Personal raid experience: Nightbane
Nightbane from Karazhan. Art from the TCG.
I remember Nightbane for a particular mistake I made over and over again.
He likes to take off and leave the raid to deal with adds on the ground while he flaps about being a pain. The raid takes down the adds; Nightbane flaps back down and lands; the tank picks him up; you get back to nuking.
However, my tank was a bit slow, and I was in the habit of drinking mana potions on cooldown, and Nightbane really hated those mana potions. On top of all that, I can be a fairly forgetful raider at times.
It may have been that, roughly every other fight with Nightbane, some separated by wipes, some by the weekly reset, I would drink a mana potion as he was landing, and he would spin around and dragon me in the face.
It didn't seem to matter if I hit Fade as well, the face-dragoning would still occur. Perhaps he was expressing his concerns over my mana potion addiction, we will never know. But I will forever remember that fight as the one to train my raid group in the lost art of the synchronised facepalm, and me in shouting NO WHY whenever I clicked a damn potion.
You'll note I haven't actually picked out an aspect of Nightbane to encapsulate in the pet.
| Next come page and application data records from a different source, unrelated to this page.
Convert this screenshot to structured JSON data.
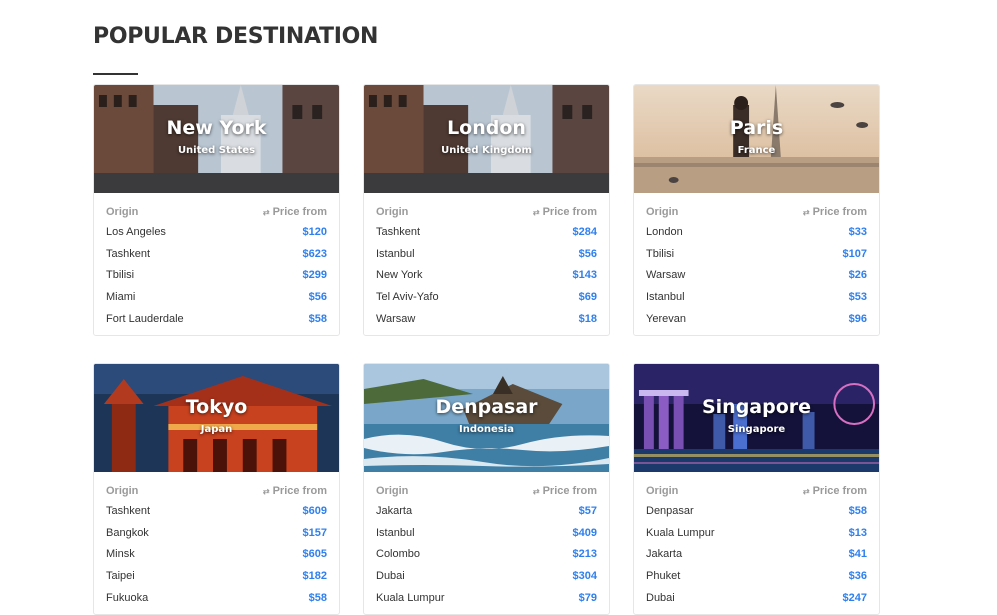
{
  "section": {
    "title": "POPULAR DESTINATION"
  },
  "table_headers": {
    "origin": "Origin",
    "price_from": "Price from",
    "swap_icon": "swap-arrows-icon"
  },
  "colors": {
    "price": "#2f80ed",
    "header_text": "#9a9a9a",
    "title": "#333333"
  },
  "destinations": [
    {
      "city": "New York",
      "country": "United States",
      "rows": [
        {
          "origin": "Los Angeles",
          "price": "$120"
        },
        {
          "origin": "Tashkent",
          "price": "$623"
        },
        {
          "origin": "Tbilisi",
          "price": "$299"
        },
        {
          "origin": "Miami",
          "price": "$56"
        },
        {
          "origin": "Fort Lauderdale",
          "price": "$58"
        }
      ]
    },
    {
      "city": "London",
      "country": "United Kingdom",
      "rows": [
        {
          "origin": "Tashkent",
          "price": "$284"
        },
        {
          "origin": "Istanbul",
          "price": "$56"
        },
        {
          "origin": "New York",
          "price": "$143"
        },
        {
          "origin": "Tel Aviv-Yafo",
          "price": "$69"
        },
        {
          "origin": "Warsaw",
          "price": "$18"
        }
      ]
    },
    {
      "city": "Paris",
      "country": "France",
      "rows": [
        {
          "origin": "London",
          "price": "$33"
        },
        {
          "origin": "Tbilisi",
          "price": "$107"
        },
        {
          "origin": "Warsaw",
          "price": "$26"
        },
        {
          "origin": "Istanbul",
          "price": "$53"
        },
        {
          "origin": "Yerevan",
          "price": "$96"
        }
      ]
    },
    {
      "city": "Tokyo",
      "country": "Japan",
      "rows": [
        {
          "origin": "Tashkent",
          "price": "$609"
        },
        {
          "origin": "Bangkok",
          "price": "$157"
        },
        {
          "origin": "Minsk",
          "price": "$605"
        },
        {
          "origin": "Taipei",
          "price": "$182"
        },
        {
          "origin": "Fukuoka",
          "price": "$58"
        }
      ]
    },
    {
      "city": "Denpasar",
      "country": "Indonesia",
      "rows": [
        {
          "origin": "Jakarta",
          "price": "$57"
        },
        {
          "origin": "Istanbul",
          "price": "$409"
        },
        {
          "origin": "Colombo",
          "price": "$213"
        },
        {
          "origin": "Dubai",
          "price": "$304"
        },
        {
          "origin": "Kuala Lumpur",
          "price": "$79"
        }
      ]
    },
    {
      "city": "Singapore",
      "country": "Singapore",
      "rows": [
        {
          "origin": "Denpasar",
          "price": "$58"
        },
        {
          "origin": "Kuala Lumpur",
          "price": "$13"
        },
        {
          "origin": "Jakarta",
          "price": "$41"
        },
        {
          "origin": "Phuket",
          "price": "$36"
        },
        {
          "origin": "Dubai",
          "price": "$247"
        }
      ]
    }
  ]
}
This is because he doesn't have (in my opinion) a particularly brilliant fight, stand out skills, epic lines, an out-there model, or memorable loot (shh, it isn't Bulwark). I remember him in particular because of personal experience.
I think a fair few bosses are like this. It's not that they're exceptionally dull, it's just that they're not exceptional in their own right. Instead they gain meaning from all the ridiculous wipes, all the guild in-jokes, and all the various near misses and heroic saves that WoW's multiplayer nature nurtures.
And you know, I wasn’t too chuffed with the proportion of the pets added with Raiding with Leashes that are mini versions of the bosses that drop them. I didn’t see why Blizzard would go that way; I didn’t think that mini draconoids or mindslayers made a lot of sense, especially not when you see them fighting alongside or against house cats, moths and Singing Sunflowers.
Now that I’ve sat down and thought about it properly, I understand. World of Warcraft’s bosses gain dimension based on each player’s personal experience of them. Unless something becomes a meme or has a truly exceptional voice, model or fight mechanic, how can Blizzard predict exactly which aspect of a boss will bring up all the right memories?
Past a bit of hopeful hypothesising, they can’t – so they default to a miniature, because that is the most direct way of referencing the boss experience as a whole: skills, aesthetics, voice and each raider’s personal experience of them.
I think that might just be the core aim of Raiding with Leashes. Longterm players are brought back to nostalgic locations, and relative newbies are sent into corners of the world they might otherwise have missed, to create new memories of old content.
If RNG wasn't such a miserly bugger, they might even get some souvenirs.